More than ever since the financial crisis, lenders are wooing riskier credit card borrowers in hopes of boosting revenue amid slow growth and more regulation. Lenders issued 3.7 million cards to subprime borrowers in the first quarter -- a 39 percent increase from a year earlier and the highest level since 2008, according to data provided by Equifax Inc.
Other sources of revenue are drying up, making subprime borrowers more attractive to banks because they usually pay higher interest rates and generate more revenue as long as they keep making their minimum payments. The average rate for subprime customers was 21.1 percent in the first quarter, up from 20.2 percent a year earlier, CardHub.com reported. The highest-quality borrowers paid 12.9 percent on average in the first quarter, about the same as a year earlier.
New regulations make it more difficult for credit card issuers to pursue more lucrative practices, such as raising interest rates on existing balances. Bank executives say they hope to reach out to consumers who were struggling financially but who are now in a more stable position.

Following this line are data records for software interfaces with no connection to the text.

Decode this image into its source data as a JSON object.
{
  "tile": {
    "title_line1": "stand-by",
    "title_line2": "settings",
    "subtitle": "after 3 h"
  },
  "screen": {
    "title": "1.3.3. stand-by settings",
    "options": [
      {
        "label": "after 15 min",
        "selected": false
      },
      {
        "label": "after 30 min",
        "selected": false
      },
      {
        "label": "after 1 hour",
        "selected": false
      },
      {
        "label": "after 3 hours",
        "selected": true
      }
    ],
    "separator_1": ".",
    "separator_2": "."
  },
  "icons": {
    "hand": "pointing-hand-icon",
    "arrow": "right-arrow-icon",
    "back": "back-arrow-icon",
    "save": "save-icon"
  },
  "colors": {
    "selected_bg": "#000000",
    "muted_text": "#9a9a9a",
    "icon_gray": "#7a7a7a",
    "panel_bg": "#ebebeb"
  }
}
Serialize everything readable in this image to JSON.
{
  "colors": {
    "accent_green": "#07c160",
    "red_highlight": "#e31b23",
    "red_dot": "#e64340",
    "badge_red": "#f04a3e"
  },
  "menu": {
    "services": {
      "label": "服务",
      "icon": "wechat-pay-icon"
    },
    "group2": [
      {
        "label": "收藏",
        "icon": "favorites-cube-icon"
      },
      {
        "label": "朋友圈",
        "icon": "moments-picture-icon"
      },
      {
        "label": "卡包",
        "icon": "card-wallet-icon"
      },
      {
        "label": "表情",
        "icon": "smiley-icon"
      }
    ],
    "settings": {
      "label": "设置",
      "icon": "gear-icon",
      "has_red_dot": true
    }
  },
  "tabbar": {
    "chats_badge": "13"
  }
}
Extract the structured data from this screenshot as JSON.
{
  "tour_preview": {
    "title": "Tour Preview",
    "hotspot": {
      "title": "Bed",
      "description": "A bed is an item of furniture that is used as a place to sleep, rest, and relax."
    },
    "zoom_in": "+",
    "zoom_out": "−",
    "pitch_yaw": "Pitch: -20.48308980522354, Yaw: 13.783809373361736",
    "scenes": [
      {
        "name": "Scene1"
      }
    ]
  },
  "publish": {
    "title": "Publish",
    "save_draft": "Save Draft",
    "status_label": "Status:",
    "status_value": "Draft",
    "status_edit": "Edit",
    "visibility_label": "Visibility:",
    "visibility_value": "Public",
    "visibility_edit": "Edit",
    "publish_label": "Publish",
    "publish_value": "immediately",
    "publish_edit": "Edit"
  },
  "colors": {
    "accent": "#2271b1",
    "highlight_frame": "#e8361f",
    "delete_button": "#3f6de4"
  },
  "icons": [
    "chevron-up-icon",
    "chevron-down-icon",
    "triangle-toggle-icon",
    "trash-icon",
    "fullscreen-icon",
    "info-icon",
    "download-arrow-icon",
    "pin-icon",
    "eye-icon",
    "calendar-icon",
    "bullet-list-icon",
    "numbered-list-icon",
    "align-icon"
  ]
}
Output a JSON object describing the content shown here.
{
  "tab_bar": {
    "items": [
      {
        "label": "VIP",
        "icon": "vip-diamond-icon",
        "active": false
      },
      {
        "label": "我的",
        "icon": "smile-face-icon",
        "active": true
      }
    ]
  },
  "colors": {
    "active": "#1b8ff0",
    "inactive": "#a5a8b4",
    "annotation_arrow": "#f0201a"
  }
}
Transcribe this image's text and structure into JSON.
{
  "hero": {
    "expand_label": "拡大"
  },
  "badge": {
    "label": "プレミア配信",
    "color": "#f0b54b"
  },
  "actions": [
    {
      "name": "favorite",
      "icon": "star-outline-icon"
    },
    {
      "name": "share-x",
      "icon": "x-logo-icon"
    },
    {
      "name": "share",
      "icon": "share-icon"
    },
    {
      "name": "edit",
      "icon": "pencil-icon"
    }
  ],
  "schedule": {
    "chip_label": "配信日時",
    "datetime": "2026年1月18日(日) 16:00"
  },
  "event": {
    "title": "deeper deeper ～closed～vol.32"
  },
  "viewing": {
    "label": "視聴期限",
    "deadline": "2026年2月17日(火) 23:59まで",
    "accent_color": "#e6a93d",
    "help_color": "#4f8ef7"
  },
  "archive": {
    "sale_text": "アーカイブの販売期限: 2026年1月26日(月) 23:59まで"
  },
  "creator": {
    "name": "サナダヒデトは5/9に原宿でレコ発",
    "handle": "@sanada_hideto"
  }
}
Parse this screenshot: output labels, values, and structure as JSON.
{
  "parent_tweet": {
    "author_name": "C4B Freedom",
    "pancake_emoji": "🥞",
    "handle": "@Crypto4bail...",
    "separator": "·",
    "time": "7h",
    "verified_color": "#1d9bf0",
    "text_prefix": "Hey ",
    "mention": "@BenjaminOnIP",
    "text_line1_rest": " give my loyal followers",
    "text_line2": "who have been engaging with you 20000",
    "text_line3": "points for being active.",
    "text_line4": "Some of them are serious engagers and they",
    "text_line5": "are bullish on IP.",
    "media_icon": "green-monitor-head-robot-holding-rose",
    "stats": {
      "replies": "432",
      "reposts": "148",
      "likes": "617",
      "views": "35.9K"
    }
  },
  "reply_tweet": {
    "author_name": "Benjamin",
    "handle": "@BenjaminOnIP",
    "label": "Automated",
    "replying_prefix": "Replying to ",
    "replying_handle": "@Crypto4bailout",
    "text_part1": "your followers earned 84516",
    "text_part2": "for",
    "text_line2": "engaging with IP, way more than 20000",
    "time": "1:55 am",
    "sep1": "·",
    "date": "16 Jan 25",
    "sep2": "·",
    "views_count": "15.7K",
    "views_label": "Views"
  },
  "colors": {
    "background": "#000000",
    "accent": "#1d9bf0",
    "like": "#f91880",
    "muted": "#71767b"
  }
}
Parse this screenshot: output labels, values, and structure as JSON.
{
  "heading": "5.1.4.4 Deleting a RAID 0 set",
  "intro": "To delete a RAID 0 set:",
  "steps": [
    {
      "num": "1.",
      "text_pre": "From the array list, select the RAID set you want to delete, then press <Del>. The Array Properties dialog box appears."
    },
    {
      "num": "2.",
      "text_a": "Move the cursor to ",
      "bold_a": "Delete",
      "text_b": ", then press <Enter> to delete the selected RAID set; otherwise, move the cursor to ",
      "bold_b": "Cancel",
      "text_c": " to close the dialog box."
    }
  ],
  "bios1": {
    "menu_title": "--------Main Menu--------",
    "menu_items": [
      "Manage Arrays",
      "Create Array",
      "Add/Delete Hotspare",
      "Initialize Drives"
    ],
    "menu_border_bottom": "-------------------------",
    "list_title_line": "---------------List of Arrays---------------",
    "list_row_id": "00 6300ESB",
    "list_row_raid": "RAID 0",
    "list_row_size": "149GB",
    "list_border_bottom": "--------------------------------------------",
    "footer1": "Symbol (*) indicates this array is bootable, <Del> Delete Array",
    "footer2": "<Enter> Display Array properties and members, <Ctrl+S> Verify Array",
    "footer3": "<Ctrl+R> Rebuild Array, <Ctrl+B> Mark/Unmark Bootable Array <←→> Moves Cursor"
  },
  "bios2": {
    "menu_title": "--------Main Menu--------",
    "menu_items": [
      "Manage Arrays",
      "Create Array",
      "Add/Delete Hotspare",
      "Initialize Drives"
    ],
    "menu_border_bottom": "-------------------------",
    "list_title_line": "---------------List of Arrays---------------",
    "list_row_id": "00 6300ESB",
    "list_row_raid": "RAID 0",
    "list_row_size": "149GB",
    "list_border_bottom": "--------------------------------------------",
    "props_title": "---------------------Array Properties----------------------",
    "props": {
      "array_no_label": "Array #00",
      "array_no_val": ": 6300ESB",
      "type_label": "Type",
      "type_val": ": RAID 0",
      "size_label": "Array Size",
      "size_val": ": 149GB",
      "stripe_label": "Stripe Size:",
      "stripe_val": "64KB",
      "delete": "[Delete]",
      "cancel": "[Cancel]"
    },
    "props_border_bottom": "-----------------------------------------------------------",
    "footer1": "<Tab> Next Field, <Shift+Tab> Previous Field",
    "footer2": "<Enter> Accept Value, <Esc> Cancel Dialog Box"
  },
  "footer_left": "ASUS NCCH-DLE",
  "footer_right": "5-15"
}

Subprime borrowers are typically defined as those with FICO or Equifax Risk credit scores below 660. These borrowers often have records of missed debt payments, foreclosures, bankruptcy protection, or no credit history.